◆ Required action:
State, as one number, how many lines in these records hold "danych".

Excerpts from an interface dataset
• • • •
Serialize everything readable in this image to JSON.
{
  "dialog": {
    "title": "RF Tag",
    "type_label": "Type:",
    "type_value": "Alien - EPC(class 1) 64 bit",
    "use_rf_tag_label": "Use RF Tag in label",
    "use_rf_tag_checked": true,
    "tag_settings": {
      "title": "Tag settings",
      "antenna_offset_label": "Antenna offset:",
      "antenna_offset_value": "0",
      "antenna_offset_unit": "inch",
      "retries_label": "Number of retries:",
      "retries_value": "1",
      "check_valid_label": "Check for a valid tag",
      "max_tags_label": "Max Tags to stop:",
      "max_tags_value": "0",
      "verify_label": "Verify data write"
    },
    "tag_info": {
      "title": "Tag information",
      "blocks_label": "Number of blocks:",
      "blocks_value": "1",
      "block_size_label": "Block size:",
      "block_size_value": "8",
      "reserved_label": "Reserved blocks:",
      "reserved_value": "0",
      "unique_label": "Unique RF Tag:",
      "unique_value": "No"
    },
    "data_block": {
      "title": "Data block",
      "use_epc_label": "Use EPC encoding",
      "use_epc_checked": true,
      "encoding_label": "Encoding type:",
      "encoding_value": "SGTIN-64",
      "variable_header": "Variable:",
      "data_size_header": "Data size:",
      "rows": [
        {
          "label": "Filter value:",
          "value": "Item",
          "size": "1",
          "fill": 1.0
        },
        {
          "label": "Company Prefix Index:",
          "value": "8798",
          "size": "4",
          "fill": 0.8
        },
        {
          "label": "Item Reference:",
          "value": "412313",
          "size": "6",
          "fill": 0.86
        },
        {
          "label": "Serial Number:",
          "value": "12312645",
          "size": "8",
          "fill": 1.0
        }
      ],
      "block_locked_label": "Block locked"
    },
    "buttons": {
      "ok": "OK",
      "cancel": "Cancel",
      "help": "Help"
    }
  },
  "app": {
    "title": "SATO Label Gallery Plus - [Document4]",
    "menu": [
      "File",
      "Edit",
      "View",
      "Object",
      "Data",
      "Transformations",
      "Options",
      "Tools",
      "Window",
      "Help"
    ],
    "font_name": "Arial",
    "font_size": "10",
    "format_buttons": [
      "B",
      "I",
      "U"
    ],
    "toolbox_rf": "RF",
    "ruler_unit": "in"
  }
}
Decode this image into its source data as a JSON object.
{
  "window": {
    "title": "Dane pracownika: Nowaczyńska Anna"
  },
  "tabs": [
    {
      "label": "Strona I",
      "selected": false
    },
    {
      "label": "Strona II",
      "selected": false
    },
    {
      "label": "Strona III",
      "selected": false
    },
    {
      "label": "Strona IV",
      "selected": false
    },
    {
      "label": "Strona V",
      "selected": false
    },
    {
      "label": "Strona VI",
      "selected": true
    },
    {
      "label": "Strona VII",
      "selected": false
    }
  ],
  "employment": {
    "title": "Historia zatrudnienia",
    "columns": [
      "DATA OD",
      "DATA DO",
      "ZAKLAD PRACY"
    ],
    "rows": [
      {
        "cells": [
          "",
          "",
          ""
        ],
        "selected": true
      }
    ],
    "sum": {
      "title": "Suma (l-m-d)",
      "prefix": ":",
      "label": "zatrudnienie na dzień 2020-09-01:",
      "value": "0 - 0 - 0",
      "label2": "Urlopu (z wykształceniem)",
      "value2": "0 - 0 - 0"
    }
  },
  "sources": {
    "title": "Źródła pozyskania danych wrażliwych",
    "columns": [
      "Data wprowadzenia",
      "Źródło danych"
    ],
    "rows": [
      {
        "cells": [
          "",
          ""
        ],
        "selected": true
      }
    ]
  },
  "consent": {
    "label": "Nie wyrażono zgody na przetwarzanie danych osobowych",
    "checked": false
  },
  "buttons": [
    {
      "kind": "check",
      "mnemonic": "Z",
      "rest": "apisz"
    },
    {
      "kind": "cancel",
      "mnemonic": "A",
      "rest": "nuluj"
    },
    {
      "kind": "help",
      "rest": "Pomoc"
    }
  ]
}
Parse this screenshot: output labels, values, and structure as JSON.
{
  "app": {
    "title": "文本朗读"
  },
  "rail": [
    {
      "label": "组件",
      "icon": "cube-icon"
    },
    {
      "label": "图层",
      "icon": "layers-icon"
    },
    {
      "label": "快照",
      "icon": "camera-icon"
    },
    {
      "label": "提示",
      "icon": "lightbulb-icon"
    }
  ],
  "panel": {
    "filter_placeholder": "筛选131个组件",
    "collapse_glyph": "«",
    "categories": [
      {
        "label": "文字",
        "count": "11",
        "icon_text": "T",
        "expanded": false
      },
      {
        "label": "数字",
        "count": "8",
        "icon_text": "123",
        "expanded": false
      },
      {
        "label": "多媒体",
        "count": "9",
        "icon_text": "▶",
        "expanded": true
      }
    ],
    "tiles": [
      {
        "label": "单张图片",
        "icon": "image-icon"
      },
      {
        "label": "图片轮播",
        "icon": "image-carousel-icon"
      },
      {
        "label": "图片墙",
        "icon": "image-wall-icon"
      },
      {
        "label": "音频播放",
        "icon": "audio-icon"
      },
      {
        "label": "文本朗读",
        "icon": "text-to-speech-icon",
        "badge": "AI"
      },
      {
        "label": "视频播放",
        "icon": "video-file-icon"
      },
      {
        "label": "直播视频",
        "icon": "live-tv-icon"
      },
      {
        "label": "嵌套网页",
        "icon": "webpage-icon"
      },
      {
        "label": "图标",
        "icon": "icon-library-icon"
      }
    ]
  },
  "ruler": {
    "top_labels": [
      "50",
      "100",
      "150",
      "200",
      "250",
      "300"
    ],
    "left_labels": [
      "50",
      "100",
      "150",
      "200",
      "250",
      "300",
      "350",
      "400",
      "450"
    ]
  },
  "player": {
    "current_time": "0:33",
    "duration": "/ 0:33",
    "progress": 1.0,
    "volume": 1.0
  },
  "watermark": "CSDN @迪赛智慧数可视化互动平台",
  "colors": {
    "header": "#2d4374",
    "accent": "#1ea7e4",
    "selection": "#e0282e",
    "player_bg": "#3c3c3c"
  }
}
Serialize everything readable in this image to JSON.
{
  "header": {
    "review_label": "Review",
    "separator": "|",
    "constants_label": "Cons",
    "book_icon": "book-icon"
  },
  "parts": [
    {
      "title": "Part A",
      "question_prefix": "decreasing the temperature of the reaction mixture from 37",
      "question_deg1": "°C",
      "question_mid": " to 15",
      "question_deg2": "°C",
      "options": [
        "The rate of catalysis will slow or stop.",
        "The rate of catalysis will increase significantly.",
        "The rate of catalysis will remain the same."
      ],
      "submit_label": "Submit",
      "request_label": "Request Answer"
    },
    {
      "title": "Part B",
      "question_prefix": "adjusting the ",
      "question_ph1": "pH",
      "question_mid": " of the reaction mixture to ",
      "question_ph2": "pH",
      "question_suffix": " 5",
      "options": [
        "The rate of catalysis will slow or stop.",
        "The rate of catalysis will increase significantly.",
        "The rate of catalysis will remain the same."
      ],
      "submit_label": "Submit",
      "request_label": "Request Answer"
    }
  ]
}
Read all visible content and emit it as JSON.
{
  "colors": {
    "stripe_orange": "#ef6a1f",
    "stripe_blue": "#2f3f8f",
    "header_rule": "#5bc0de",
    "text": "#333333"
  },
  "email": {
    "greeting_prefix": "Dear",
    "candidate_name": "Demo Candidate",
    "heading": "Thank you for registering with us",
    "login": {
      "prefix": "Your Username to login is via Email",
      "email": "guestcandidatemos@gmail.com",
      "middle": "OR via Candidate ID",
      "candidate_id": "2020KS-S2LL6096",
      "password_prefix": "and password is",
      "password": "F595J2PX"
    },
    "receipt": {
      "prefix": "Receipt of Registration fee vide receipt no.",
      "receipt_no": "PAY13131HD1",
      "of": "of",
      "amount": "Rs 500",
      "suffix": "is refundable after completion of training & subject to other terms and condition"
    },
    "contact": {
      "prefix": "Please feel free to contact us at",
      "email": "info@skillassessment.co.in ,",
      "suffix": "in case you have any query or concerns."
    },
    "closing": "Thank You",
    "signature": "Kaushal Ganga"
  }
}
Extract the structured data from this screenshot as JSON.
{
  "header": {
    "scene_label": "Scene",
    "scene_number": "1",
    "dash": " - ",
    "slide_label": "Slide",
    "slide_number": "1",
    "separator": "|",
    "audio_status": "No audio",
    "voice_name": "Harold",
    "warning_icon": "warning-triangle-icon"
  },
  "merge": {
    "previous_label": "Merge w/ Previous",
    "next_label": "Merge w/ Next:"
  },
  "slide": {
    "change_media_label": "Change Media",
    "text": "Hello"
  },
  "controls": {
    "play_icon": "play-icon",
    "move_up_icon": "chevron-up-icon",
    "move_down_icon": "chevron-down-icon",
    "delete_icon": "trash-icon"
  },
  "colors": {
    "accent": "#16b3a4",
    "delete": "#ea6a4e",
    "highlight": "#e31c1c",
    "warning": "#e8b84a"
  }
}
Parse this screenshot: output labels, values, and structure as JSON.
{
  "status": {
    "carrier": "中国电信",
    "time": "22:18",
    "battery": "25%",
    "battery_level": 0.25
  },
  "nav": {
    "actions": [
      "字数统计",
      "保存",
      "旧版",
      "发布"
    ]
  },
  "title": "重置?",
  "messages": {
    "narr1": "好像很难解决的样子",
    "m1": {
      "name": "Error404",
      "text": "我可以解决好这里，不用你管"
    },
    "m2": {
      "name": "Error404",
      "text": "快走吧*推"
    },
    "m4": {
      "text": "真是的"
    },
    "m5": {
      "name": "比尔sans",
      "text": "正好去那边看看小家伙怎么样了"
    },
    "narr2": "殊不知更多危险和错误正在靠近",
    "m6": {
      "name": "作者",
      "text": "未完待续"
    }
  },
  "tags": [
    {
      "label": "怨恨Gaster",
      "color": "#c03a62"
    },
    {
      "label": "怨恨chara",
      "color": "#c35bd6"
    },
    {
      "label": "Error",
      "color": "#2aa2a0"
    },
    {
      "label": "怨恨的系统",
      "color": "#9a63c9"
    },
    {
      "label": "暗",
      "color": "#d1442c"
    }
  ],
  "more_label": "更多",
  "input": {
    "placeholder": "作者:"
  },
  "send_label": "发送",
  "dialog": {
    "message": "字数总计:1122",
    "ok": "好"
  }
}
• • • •
◆ Answer to this exercise:
3